An anal fissure is a tear in the skin of the anal canal. A fissure most commonly occurs from the trauma of passing a large bowel movement or repeated bowel movements as a result of diarrhea. Occasionally a fissure may be a manifestation of an underlying disease such as Crohn’s Disease.


The most common symptom associated with an anal fissure is pain with having a bowel movement. Bright red blood may also be noted on the stool and toilet paper with wiping.


An anal fissure is usually diagnosed by physical examination or by inspecting the anal canal with a tube called an anoscope.

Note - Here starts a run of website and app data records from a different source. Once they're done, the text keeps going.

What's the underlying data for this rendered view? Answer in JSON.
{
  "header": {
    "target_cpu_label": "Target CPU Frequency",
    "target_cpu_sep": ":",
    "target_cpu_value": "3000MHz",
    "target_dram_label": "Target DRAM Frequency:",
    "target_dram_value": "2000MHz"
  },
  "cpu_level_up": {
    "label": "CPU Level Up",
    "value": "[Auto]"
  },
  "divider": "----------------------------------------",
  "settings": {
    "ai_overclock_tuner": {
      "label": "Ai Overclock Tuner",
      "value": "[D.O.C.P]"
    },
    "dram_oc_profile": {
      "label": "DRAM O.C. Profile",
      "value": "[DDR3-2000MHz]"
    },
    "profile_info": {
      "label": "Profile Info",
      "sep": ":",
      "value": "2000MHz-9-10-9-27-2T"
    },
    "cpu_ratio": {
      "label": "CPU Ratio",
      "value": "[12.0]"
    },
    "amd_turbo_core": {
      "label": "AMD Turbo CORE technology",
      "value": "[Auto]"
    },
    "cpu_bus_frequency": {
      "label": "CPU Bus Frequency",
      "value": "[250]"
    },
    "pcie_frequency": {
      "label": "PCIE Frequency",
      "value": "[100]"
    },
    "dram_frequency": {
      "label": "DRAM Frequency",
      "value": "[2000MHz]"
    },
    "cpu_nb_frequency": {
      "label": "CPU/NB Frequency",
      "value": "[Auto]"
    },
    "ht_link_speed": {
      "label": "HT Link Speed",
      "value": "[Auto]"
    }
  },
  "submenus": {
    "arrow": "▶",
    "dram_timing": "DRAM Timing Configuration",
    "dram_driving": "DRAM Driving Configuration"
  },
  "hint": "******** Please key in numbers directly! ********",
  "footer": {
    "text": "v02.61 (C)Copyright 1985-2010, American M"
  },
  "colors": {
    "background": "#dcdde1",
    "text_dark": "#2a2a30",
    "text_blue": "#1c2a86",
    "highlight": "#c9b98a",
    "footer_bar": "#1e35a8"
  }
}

The fissure will often heal spontaneously over several weeks. Symptomatic treatment with Sitz baths, stool softeners, and painkillers may be helpful. Medications such as nitroglycerin or calcium channel blockers, which relax the anal sphincter and promote healing, are also often effective. An injection of Botulotoxin into the anal sphincter may also promote healing. Fissures that become chronic or fail to respond to these therapies may be cured through surgery. This typically involves excising the fissure and carefully loosening the sphincter muscle to promote healing.